Rural Telecommunications Workshop
Sponsored by:
TVA Rural Studies,
The Economic Research Service (USDA), and
The Western Rural Development Center
September, 1998


The October 1999 issue of Rural Development Perspectives contains articles selected by Peter Stenberg from several people who gave papers at the 1998 rural telecommunications workshop sponsored by the Economic Research Service, TVA Rural Studies, and the Western Rural Development Center. Additional articles from the conference forthcoming on this website.

The availability and use of advanced telecommunications is critical to the future of rural areas, in the United States and abroad. With them, rural people, businesses, and communities can access a world of information... information that can lead to economic advance, higher quality healthcare, better education, and a host of other advantages. Without them, rural areas will continue to lag behind their urban counterparts. Consequently, people who care about rural areas (policymakers, practitioners, and rural citizens) are searching for ways to ensure that rural areas get the telecommunications infrastructure, equipment, and training they so badly need.

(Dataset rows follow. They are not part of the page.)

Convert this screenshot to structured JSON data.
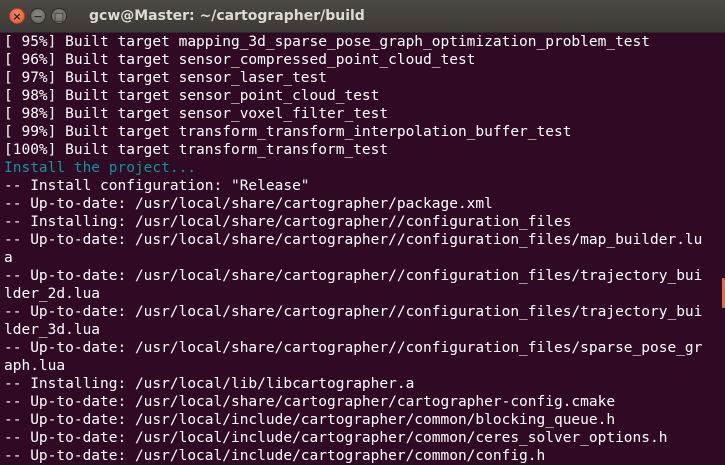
{
  "window": {
    "title": "gcw@Master: ~/cartographer/build",
    "close_glyph": "×",
    "min_glyph": "−",
    "max_glyph": "□"
  },
  "terminal": {
    "lines": [
      {
        "text": "[ 95%] Built target mapping_3d_sparse_pose_graph_optimization_problem_test",
        "color": "white"
      },
      {
        "text": "[ 96%] Built target sensor_compressed_point_cloud_test",
        "color": "white"
      },
      {
        "text": "[ 97%] Built target sensor_laser_test",
        "color": "white"
      },
      {
        "text": "[ 98%] Built target sensor_point_cloud_test",
        "color": "white"
      },
      {
        "text": "[ 98%] Built target sensor_voxel_filter_test",
        "color": "white"
      },
      {
        "text": "[ 99%] Built target transform_transform_interpolation_buffer_test",
        "color": "white"
      },
      {
        "text": "[100%] Built target transform_transform_test",
        "color": "white"
      },
      {
        "text": "Install the project...",
        "color": "cyan"
      },
      {
        "text": "-- Install configuration: \"Release\"",
        "color": "white"
      },
      {
        "text": "-- Up-to-date: /usr/local/share/cartographer/package.xml",
        "color": "white"
      },
      {
        "text": "-- Installing: /usr/local/share/cartographer//configuration_files",
        "color": "white"
      },
      {
        "text": "-- Up-to-date: /usr/local/share/cartographer//configuration_files/map_builder.lu",
        "color": "white"
      },
      {
        "text": "a",
        "color": "white"
      },
      {
        "text": "-- Up-to-date: /usr/local/share/cartographer//configuration_files/trajectory_bui",
        "color": "white"
      },
      {
        "text": "lder_2d.lua",
        "color": "white"
      },
      {
        "text": "-- Up-to-date: /usr/local/share/cartographer//configuration_files/trajectory_bui",
        "color": "white"
      },
      {
        "text": "lder_3d.lua",
        "color": "white"
      },
      {
        "text": "-- Up-to-date: /usr/local/share/cartographer//configuration_files/sparse_pose_gr",
        "color": "white"
      },
      {
        "text": "aph.lua",
        "color": "white"
      },
      {
        "text": "-- Installing: /usr/local/lib/libcartographer.a",
        "color": "white"
      },
      {
        "text": "-- Up-to-date: /usr/local/share/cartographer/cartographer-config.cmake",
        "color": "white"
      },
      {
        "text": "-- Up-to-date: /usr/local/include/cartographer/common/blocking_queue.h",
        "color": "white"
      },
      {
        "text": "-- Up-to-date: /usr/local/include/cartographer/common/ceres_solver_options.h",
        "color": "white"
      },
      {
        "text": "-- Up-to-date: /usr/local/include/cartographer/common/config.h",
        "color": "white"
      }
    ]
  },
  "colors": {
    "background": "#300a24",
    "text": "#ffffff",
    "cyan": "#06989a",
    "title_text": "#dfdbd2",
    "close_button": "#e05a2b"
  }
}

On September 14 and 15, 1998, TVA Rural Studies along with the U.S. Department of Agriculture’s Economic Research Service and the Western Rural Development Center hosted a workshop to explore many of the issues surrounding rural telecommunications. Participants in the workshop (researchers from academia and government, as well as policymakers) presented and discussed research findings on several aspects of rural telecommunications. Among the topics were:

  • The history of rural telecommunications;
  • The availability of telecommunications in rural areas;
  • Ways to deploy telecommunications to rural areas;
  • The uses and effects of telecommunications with respect to rural business;
  • The implications of advanced telecommunications for healthcare, education, and the disabled in rural areas.

While the insights gained from the research and discussion are too numerous to detail here, a few key findings are worth mentioning.

  • Telecommunications technology (including computers) is changing the way the world lives. It affects everything from business to education, from healthcare to entertainment. And rural areas are no exception.
  • The potential for telecommunications to help rural areas overcome some of their historic disadvantages is tremendous. By reducing the rural ‘distance penalty’, telecommunications can provide rural areas with services comparable to those found heretofore only in urban areas.
  • However, many obstacles stand in the way. Because of some of the defining characteristics of rural areas (remoteness, low population density, reliance on few economic sectors) rural areas stand a very real chance of missing out on the telecommunications revolution. The very things that make it critical for rural areas to receive the technology can prevent them from getting it especially in a purely competitive market as well as adopting and using it. Thus, rural areas will require special consideration and efforts if they are to fully participate in the information age.
These and other insights are more fully explained in publications forthcoming from TVA Rural Studies that will be available on this site.


Please send any comments or questions about this site to UKRS@rural.org.